The best Blu-ray & 4K reissues coming in January 2022
James Bond joins the Titans of Cult range and a Jim Jarmusch classic gets a new restoration - these and more coming to Blu-ray and 4K in January...
Down by Law
One of the earliest entries in the extraordinary filmography of Jim Jarmusch, Down by Law arrived in 1986 and followed his Caméra d'Or-winning breakthrough film Stranger Than Paradise, this time with Tom Waits, John Lurie and Roberto Benigni starring in a story revolving around the escape of two convicts from a New Orleans prison. Shot in black & white by cinematographer Robby Müller, who would later work with Jarmusch on several films including Dead Man and Ghost Dog: The Way of the Samurai, Down by Law joins the Criterion Collection this month, with a newly-restored version of the film available in stores from January 3.
The new Criterion edition also includes archival interview with Jarmusch and Müller, footage from the 1986 Cannes Film Festival, including press conference by cast and director, a new fan Q&A with the director, outtakes, production photos and more.
Casino Royale - Titans of Cult Limited Edition Steelbook
The latest addition to the highly collectable Titans of Cult series this month, Daniel Craig’s first outing as James Bond remains one of his most enjoyable, kicking off a stpry arc that finally culminated with 2021's No Time to Die.
This new, 4K Steelbook edition arrives in stores on January 10 and comes bundled with an exclusive mini poster and enamel pin badge, as well as a range of bonus materials including crew commentaries, deleted scenes and several featurettes exploring the making of the film and the work of James Bond’s creator, Ian Fleming.
The Thing - Limited Collector's Edition
Several of horror icon John Carpenter’s classic films have been the subject of a limited reissue in recent months and in January his 1982 thriller The Thing becomes the latest of his movies to return to our stores in the form of a limited collector’s edition packed with exclusive goodies and bonus materials.
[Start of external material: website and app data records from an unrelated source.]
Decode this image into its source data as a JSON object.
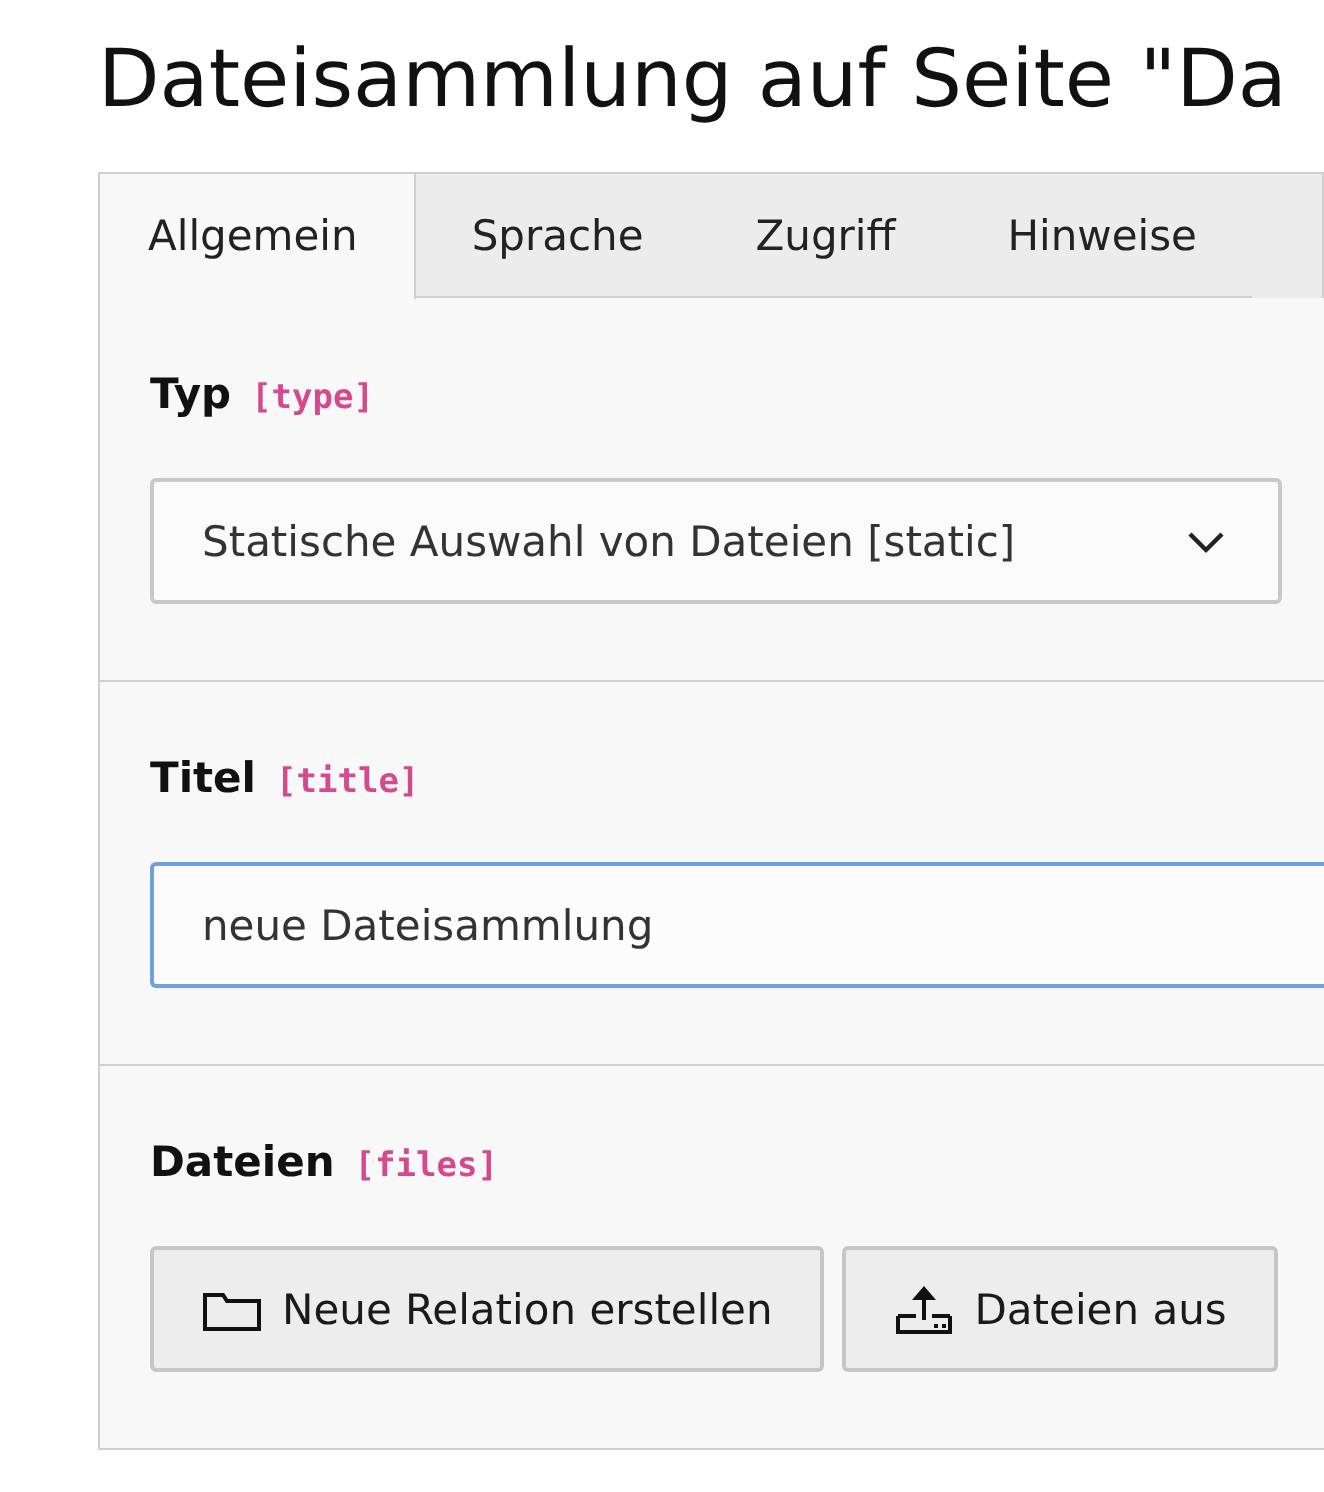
{
  "page_title": "Dateisammlung auf Seite \"Da",
  "tabs": [
    {
      "label": "Allgemein",
      "selected": true
    },
    {
      "label": "Sprache",
      "selected": false
    },
    {
      "label": "Zugriff",
      "selected": false
    },
    {
      "label": "Hinweise",
      "selected": false
    }
  ],
  "fields": [
    {
      "kind": "select",
      "label": "Typ",
      "key": "[type]",
      "value": "Statische Auswahl von Dateien [static]",
      "focused": false
    },
    {
      "kind": "text",
      "label": "Titel",
      "key": "[title]",
      "value": "neue Dateisammlung",
      "focused": true
    },
    {
      "kind": "buttons",
      "label": "Dateien",
      "key": "[files]",
      "buttons": [
        {
          "label": "Neue Relation erstellen",
          "kind": "create"
        },
        {
          "label": "Dateien aus",
          "kind": "upload"
        }
      ]
    }
  ]
}
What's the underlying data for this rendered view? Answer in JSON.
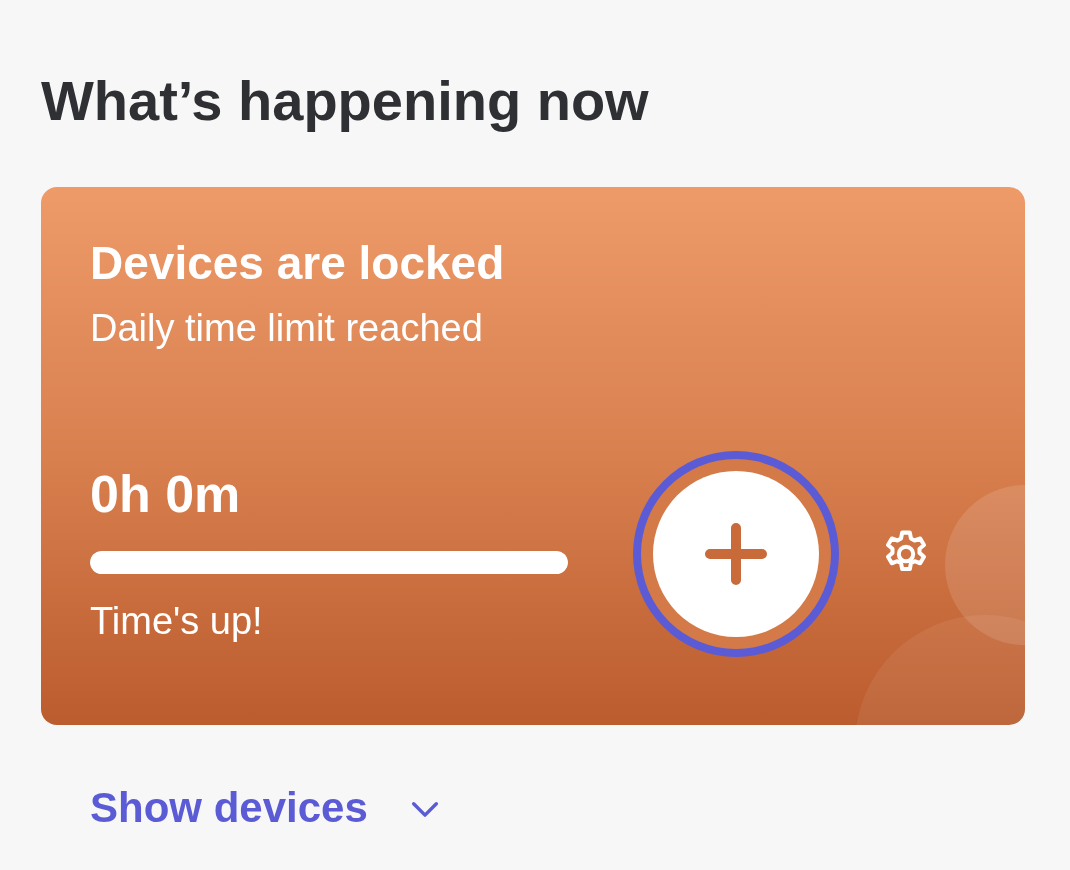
{
  "section_title": "What’s happening now",
  "status_card": {
    "title": "Devices are locked",
    "subtitle": "Daily time limit reached",
    "time_left": "0h 0m",
    "level": 1,
    "status_text": "Time's up!",
    "add_button": {
      "focused": true
    }
  },
  "show_devices_link": {
    "label": "Show devices",
    "expanded": false
  }
}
As well as 4K and Blu-ray presentations of the main feature, there’s also a bonus Blu-ray featuring Matthijs van Heijningen Jr.’s 2011 remake and an additional disc featuring Ennio Morricone’s original score. The bundle includes a booklet, a set of art cards and Matt Ferguson’s original film poster, while the list of extras includes commentary from Carpenter and star Kurt Russel, outtakes, trailers and more.
Italian filmmaker Mario Bava may not be as well-known these days as some of the directors who have cited his work as an influence, including Dario Argento, Martin Scorsese and Tim Burton, but in a career spanning four decades Bava created a body of work that would prove hugely influential on the generation that followed - particularly in the horror genre, which Bava helped define with films such as Black Sabbath and The Girl Who Knew Too Much.
His final feature film, Shock, co-directed with his son Lamberto Bava, returns to stores this month courtesy of a newly-restored reissue from Arrow Films. Due to arrive in stores on January 17, the reissue also includes new interviews with Lamberto Bava and co-writer Dardano Saccheti, commentary from Bava biographer Tim Lucas, and a featurette on Bava’s work by Stephen Thrower.
Master filmmaker Ingmar Bergman had already developed an impressive body of work by the late 1950s, but it was during this stage of his career that he began producing some of his most highly-regarded work, including two films both released in 1957; The Seventh Seal and this, Wild Strawberries, which followed closely behind.
Starring Victor Sjöström as a stubborn professor who sets out n a road trip, only to encounter several strangers who cause him to confront his own past, Wild Strawberries returns to stores this month via BFI reissue on January 17, presenting a restoration of the film on Blu-ray alongside an illustrated booklet detailing its production.
Japanese director Yasuzo Masumura began his career studying film in Italy alongside Michaelangelo Anonioni and Federico Fellini, before returning to Japan and making his directorial debut in 1957 with Kisses – the first of more than 60 films to his name, spanning all genres from satire to drama.
Red Angel arrived in 1971 and tells the story of a nurse serving in the second Sino-Japanese war, with Ayako Wakao in the starring role. Newly restored and set to be reissued on January 17 by Arrow, the new edition includes a new introduction by Tony Rayns and a new commentary from cinema scholar David Dessner, as well as image galleries, trailers and an illustrated booklet.